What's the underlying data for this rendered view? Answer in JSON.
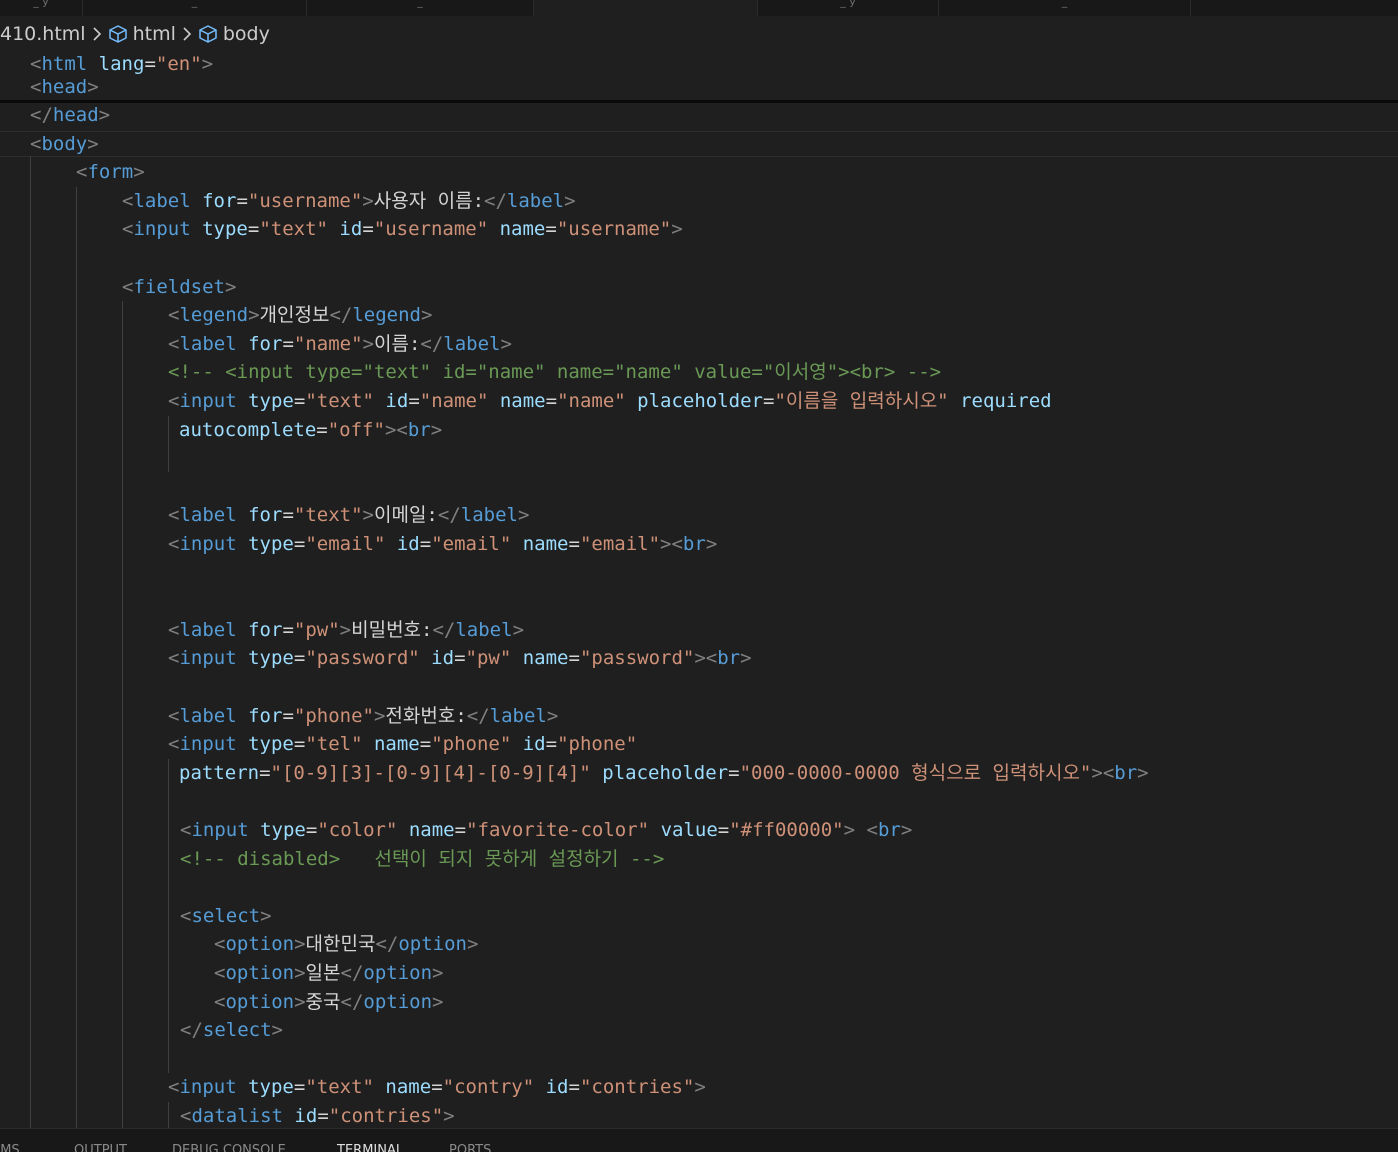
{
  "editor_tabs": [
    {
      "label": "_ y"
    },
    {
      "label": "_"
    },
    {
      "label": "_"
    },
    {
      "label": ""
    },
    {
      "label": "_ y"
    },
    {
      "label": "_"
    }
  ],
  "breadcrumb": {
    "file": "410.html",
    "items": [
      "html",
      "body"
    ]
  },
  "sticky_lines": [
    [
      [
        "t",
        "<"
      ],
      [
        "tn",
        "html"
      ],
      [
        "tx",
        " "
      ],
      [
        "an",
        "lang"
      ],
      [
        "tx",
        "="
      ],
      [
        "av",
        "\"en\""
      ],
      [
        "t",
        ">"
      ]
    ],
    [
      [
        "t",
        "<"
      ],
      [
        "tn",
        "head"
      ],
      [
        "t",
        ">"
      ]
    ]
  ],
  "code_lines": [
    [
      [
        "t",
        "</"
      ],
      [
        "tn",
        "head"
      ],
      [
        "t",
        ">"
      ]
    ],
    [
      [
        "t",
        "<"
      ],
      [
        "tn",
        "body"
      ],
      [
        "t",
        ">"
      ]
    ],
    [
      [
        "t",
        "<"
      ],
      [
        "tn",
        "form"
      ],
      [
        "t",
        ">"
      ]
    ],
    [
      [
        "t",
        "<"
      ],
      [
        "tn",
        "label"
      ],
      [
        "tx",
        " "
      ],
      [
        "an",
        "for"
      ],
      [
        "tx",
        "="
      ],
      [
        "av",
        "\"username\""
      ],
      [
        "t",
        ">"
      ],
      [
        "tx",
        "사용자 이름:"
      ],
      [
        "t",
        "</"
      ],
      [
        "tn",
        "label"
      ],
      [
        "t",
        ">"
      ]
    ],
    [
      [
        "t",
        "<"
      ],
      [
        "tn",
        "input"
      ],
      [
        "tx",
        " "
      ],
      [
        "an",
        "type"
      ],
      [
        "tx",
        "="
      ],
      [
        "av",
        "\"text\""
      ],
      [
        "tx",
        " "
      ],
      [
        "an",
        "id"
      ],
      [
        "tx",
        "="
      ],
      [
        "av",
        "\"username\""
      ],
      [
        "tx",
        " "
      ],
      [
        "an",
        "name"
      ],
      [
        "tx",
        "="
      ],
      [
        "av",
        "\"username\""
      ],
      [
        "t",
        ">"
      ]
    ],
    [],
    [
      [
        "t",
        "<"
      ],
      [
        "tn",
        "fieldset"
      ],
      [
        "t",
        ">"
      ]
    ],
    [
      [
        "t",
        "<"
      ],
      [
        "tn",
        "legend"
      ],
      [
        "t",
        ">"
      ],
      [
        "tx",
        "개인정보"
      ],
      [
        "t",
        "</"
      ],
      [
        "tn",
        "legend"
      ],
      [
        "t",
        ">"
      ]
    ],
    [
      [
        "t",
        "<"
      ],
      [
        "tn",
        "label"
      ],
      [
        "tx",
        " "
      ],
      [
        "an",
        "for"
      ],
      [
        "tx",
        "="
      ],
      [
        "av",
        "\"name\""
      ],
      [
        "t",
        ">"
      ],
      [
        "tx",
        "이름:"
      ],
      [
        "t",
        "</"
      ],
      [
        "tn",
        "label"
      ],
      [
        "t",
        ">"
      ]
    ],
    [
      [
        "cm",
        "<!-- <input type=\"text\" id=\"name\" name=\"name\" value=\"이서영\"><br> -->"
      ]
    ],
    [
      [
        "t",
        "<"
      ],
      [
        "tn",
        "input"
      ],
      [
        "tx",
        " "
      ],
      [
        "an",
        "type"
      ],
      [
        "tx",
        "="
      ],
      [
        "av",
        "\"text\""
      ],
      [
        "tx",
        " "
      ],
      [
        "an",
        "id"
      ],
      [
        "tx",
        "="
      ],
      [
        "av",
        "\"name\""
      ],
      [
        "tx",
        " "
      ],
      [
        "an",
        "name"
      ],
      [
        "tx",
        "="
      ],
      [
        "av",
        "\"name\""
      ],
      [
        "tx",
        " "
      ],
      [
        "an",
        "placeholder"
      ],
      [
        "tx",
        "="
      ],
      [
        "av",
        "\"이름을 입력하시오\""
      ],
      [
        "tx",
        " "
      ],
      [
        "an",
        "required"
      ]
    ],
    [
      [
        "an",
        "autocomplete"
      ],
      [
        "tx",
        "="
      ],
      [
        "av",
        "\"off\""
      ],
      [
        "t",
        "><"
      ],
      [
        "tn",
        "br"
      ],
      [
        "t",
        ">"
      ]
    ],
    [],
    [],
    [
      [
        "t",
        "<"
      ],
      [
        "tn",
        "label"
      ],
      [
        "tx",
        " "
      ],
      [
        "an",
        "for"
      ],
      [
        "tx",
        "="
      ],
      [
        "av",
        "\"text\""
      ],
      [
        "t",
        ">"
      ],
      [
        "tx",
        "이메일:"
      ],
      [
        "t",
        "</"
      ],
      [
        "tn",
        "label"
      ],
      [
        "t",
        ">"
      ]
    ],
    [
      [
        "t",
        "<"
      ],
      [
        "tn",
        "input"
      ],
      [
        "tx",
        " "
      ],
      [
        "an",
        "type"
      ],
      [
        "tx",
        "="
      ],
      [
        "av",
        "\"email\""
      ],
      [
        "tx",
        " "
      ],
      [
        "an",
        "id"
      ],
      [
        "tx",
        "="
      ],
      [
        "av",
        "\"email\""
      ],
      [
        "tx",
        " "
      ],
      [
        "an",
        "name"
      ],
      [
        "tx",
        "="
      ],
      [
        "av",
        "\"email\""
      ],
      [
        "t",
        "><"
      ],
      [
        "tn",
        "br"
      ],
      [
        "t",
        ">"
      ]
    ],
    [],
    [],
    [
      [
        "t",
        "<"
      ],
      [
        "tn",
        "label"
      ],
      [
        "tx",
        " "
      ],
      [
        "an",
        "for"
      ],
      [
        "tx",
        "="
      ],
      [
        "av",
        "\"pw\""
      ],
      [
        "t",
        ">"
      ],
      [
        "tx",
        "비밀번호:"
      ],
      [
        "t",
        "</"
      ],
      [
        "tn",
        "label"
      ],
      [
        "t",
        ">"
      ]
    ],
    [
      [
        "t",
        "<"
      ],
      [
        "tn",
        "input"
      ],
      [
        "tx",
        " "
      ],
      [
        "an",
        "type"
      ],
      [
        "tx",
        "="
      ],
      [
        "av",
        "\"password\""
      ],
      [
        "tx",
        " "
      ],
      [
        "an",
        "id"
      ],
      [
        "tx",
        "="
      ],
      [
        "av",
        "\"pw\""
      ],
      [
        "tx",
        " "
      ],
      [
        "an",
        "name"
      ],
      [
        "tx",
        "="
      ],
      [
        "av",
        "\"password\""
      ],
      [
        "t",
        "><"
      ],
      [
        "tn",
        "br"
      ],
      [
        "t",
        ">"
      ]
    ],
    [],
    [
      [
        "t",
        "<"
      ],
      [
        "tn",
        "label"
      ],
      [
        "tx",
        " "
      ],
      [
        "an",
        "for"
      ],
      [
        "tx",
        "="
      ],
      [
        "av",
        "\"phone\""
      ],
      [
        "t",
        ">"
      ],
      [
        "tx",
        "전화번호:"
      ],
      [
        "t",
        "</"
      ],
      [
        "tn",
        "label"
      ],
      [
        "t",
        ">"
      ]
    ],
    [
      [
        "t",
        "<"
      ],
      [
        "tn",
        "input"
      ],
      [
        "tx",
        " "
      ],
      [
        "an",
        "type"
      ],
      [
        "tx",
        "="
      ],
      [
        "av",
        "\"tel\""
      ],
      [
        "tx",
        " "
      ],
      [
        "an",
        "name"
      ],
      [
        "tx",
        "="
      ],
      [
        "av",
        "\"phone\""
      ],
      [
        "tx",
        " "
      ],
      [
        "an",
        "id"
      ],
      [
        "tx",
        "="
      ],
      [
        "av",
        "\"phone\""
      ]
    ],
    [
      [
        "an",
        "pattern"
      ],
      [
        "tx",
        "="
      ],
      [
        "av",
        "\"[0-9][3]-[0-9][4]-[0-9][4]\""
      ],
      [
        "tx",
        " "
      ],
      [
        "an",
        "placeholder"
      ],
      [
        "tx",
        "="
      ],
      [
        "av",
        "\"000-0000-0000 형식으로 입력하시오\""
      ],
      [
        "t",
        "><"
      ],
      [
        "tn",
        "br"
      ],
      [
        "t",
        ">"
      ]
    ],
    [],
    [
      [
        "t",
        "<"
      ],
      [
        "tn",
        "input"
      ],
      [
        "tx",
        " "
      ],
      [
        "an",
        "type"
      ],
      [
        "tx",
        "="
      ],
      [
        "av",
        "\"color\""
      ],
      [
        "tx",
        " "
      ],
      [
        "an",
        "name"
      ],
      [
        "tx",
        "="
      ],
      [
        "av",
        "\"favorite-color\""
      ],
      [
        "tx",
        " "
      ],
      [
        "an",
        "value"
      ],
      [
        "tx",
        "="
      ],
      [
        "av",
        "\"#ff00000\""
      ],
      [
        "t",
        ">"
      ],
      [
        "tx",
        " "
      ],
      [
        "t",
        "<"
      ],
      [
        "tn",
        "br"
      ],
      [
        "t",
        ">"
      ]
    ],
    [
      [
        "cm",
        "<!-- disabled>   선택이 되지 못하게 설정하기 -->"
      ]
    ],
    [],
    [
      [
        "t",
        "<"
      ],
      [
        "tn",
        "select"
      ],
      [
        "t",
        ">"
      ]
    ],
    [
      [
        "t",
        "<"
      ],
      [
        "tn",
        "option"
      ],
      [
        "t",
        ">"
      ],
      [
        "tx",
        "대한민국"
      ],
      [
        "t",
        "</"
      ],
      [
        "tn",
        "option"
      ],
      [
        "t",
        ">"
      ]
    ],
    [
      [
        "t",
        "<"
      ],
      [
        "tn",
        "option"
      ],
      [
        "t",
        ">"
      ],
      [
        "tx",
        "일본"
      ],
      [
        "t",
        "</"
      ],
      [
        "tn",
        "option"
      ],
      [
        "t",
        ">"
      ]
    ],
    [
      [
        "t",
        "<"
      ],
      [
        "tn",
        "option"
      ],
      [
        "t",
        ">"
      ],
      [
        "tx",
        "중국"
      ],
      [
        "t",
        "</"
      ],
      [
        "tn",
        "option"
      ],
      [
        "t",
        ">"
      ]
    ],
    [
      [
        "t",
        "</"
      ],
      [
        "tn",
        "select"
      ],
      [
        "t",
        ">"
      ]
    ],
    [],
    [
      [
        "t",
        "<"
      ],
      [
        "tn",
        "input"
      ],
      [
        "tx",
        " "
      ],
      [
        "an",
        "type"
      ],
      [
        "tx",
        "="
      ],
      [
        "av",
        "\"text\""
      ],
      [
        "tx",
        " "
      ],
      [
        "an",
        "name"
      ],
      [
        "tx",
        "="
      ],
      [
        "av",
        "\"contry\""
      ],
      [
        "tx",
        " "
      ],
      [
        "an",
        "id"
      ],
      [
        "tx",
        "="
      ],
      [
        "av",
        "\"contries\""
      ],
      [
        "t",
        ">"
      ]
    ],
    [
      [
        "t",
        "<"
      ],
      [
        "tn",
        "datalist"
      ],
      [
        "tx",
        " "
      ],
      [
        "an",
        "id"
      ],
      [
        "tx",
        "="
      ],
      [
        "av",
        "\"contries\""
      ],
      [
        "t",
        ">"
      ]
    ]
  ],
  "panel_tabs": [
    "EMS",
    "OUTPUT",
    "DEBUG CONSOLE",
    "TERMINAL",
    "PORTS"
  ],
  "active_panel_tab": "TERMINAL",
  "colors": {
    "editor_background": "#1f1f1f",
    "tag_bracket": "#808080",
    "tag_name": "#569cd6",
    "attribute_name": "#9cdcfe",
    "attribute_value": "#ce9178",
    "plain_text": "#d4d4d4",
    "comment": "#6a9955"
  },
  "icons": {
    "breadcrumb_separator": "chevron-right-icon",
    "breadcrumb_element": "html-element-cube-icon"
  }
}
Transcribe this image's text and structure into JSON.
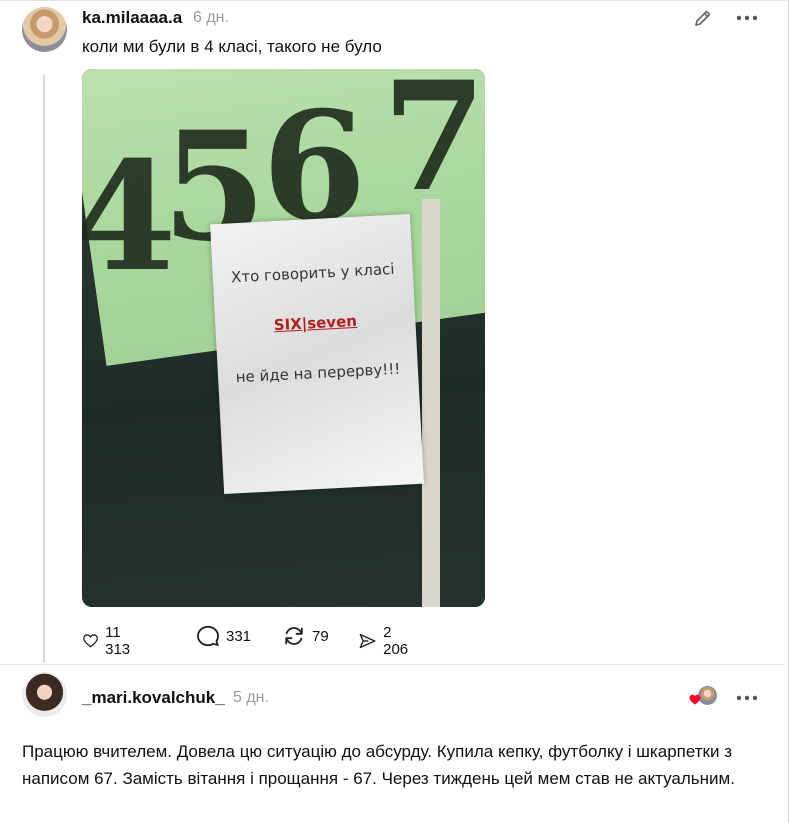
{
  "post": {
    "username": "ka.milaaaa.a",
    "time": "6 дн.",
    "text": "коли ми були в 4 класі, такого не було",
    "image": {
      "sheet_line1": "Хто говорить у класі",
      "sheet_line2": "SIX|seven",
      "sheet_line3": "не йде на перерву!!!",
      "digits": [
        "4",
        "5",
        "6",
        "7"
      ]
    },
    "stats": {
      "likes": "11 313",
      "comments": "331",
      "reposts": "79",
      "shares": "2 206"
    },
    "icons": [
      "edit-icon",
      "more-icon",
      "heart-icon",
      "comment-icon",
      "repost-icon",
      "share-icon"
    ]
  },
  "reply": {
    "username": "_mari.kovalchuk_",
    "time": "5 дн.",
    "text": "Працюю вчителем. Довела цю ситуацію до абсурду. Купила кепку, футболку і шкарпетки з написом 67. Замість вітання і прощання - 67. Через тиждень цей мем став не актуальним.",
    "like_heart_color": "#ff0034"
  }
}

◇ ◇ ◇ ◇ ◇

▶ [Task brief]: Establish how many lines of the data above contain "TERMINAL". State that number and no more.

▶ [Result of the exercise]: 2